Microsoft has invested $750 million in training and professional development over the last 15 years to ensure that educators are equipped to make the most of classroom technology, and that school leaders and policy-makers are equipped to guide this transformation successfully. And our commitment doesn’t stop after the purchase — it continues throughout each educator’s professional journey, and adapts to the constantly changing environment of education today. We make professional development available free of charge because we know it’s the foundation to scalable improvements in teaching and learning.
Perhaps even more important in the development of educators and school leaders is the professional learning network available through Microsoft’s educator network. This global network, now over 800,000 members strong, provides mentoring, feedback and inspiration from education innovators throughout the world.
Ultimately, though, it comes down to content: the right platform, programs, apps and tools that will truly transform learning and prepare students for the workforce.
According to a recent IDC White Paper, sponsored by Microsoft, Skills Requirements for Tomorrow's Best Jobs: Helping Educators Provide Students with Skills and Tools They Need, on skills requirements for tomorrow’s best jobs, the skills most required across all occupations are "soft" — communication, attention to detail, customer service focus, organization and problem-solving. Proficiency in Microsoft Office was commonly found in the top 20 skills required for most of the high-growth/high salary positions globally. In fact, by 2020, nearly 30 percent of all of these occupations will require Microsoft Office or Microsoft Office-related skills. Microsoft Office is the only software package called out within the top 20 skills across all high-growth/high-salary occupations, and is third on the list of most required skills. The complete study is posted below.
Since December 1, when we launched the Microsoft Student Advantage program to give students no-cost access to Office 365, we have issued millions of new seats to qualifying institutions, suggesting that schools are already well aware of the connection between proficiency in Microsoft Office and success in the workforce.
Of course, all of this must live on a platform that’s tailor-made for the needs of teachers and students. Windows 8 apps for education are being developed quickly in the Windows Store. Additionally, Windows 8’s split screens are ideal for content creation, consumption and multi-tasking – all within an anywhere/anytime learning environment. And Windows 8 takes full advantage of the cloud, with powerful and proven education apps built specifically for the classroom.
Great examples of how Microsoft’s products and services are showing up in schools can be found in Surface, with more institutions choosing these Windows-based devices for their students, teachers and administrators. You can read about how Surface is changing the way St. Patrick’s College in London and Williston Northamption School in Massachusetts are approaching technology in the classroom on the Surface Blog.
When it comes to creating meaningful change in education and preparing students for the workforce, there is no silver bullet. It’s a combination of things: a solid plan built around learning objectives, the right device for the long-run, educators and school leaders who are prepared for change, and content that brings all of these other elements to life in the classroom and beyond.
Microsoft's legacy of focusing on teachers and school leaders is without equal, and no other company offers Microsoft’s broad portfolio of familiar, robust and secure devices, software and services.
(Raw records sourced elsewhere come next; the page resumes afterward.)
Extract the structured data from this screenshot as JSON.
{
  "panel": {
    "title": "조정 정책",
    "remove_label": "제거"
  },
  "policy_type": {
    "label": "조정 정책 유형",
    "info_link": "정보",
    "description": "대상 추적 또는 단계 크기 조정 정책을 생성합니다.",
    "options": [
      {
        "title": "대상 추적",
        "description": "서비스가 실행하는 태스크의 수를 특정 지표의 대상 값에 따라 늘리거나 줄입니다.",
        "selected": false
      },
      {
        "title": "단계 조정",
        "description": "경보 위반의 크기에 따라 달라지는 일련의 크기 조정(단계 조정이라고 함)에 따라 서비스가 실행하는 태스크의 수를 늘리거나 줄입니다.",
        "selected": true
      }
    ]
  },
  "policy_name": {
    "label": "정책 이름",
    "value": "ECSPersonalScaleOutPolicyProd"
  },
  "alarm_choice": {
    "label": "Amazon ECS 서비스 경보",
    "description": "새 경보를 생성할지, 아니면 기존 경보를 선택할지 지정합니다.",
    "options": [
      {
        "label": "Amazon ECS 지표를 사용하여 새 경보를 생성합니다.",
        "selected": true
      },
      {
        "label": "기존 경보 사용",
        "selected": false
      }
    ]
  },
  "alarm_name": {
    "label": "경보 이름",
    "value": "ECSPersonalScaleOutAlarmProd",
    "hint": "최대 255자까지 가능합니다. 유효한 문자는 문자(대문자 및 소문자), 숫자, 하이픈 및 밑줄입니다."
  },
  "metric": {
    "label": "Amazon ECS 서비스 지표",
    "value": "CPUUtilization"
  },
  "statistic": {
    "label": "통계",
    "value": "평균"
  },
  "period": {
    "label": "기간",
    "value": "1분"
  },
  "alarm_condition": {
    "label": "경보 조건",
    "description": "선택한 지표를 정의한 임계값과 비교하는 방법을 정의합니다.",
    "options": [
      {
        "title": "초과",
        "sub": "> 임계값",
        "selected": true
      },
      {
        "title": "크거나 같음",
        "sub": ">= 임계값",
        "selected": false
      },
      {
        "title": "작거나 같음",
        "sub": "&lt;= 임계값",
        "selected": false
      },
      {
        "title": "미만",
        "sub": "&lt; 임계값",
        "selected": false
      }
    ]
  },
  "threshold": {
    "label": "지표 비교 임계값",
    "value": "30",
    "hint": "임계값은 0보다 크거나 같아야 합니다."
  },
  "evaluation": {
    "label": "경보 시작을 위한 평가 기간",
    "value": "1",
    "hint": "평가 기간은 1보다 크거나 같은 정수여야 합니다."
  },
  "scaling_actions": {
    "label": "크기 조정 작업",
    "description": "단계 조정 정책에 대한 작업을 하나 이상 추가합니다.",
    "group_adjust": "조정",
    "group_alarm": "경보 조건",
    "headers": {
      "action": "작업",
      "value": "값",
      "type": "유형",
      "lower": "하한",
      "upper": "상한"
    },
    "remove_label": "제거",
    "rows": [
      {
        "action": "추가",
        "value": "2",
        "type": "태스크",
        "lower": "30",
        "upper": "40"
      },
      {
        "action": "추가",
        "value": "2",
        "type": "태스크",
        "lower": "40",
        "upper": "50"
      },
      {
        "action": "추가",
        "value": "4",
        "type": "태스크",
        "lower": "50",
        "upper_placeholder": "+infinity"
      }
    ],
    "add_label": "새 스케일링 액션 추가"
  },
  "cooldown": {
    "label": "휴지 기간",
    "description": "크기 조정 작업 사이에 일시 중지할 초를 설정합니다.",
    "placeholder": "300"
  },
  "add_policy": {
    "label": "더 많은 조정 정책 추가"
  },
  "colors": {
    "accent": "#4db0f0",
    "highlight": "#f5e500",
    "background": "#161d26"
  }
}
Our commitment to students and youth around the world, as seen through our work in schools and our company-wide YouthSpark initiative, is unwavering. With the right plan and tools in place today, Microsoft is committed to ensuring that students are fully engaged in learning, and prepared to meet the changing demands of the job market, readying them to lead in the 21st century economy.
Anthony Salcito, Worldwide Vice President, Education